REFERENCES 
  1. Clinical questions about COVID-19: questions and answers. Centers for Disease Control and Prevention. Updated May 12, 2020. Accessed May 27, 2020. cdc.gov/ coronavirus/2019-ncov/hcp/faq.html
  2. Ruan S. Likelihood of survival of coronavirus disease 2019. Lancet Infect Dis. 2020;20(6):630-631. doi:10.1016/S1473-3099(20)30257-7
  3. He X, Lau EHY, Wu P, et al. Temporal dynamics in viral shedding and transmissibility of COVID-19. Nat Med. 2020;26(5):672-675. doi: 10.1038/s41591-020-0869-5
  4. 2009 H1N1 pandemic (H1N1pdm09 virus). Centers for Disease Control and Prevention. Updated June 11, 2019. Accessed May 27, 2020. https://www.cdc.gov/flu/ pandemic-resources/2009-h1n1-pandemic.html
  5. Osterholm MT. Making sense of the H1N1 pandemic: what’s going on? University of Minnesota Center for Infectious Disease Research and Policy. December 14, 2019. Accessed May 27, 2020. https://www.cidrap.umn.edu/news-perspective/2009/12/making- sense-h1n1-pandemic-whats-going

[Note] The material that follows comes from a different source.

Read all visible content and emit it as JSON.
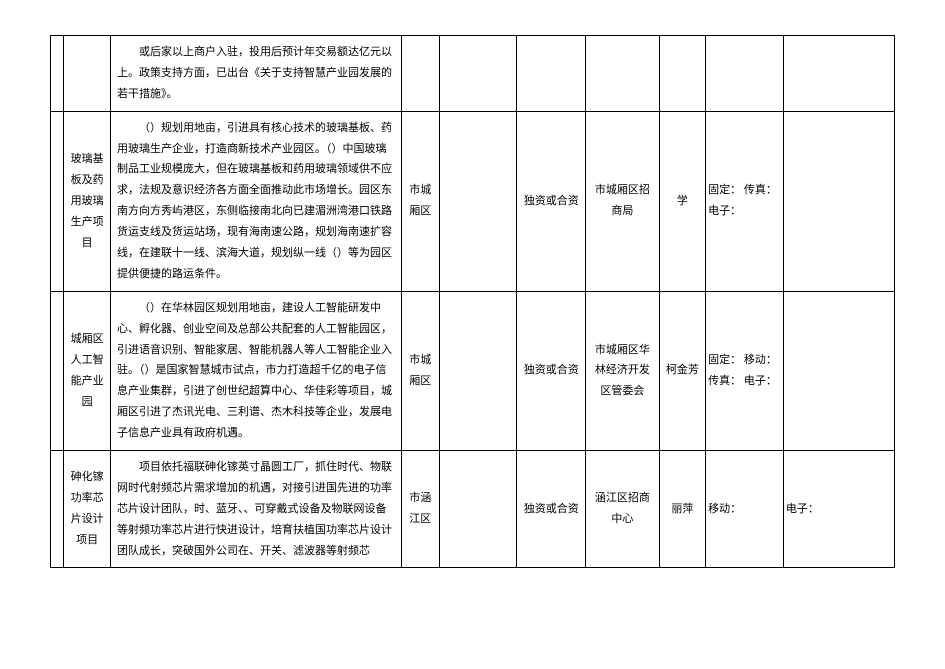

  6. Fox J. Coronavirus deaths by age: how it’s like (and not like) other disease. Bloomberg. May 7, 2020. Accessed May 27, 2020. https://www.bloomberg.com/opinion/ articles/2020-05-07/comparing-coronavirus-deaths-by-age-with-flu-driving-fatalities
  7. Fry R. Millennials are the largest generation in the U.S. labor force. Pew Research Center. April 11, 2018. Accessed May 27, 2020. https://www.pewresearch.org/facttank/ 2018/04/11/millennials-largest-generation-us-labor-force/
  8. Coronavirus research center. Harvard Health Publishing. Updated May 22, 2020. Accessed May 27, 2020. https://www. health.harvard.edu/diseases-and-conditions/ coronavirus-resource-center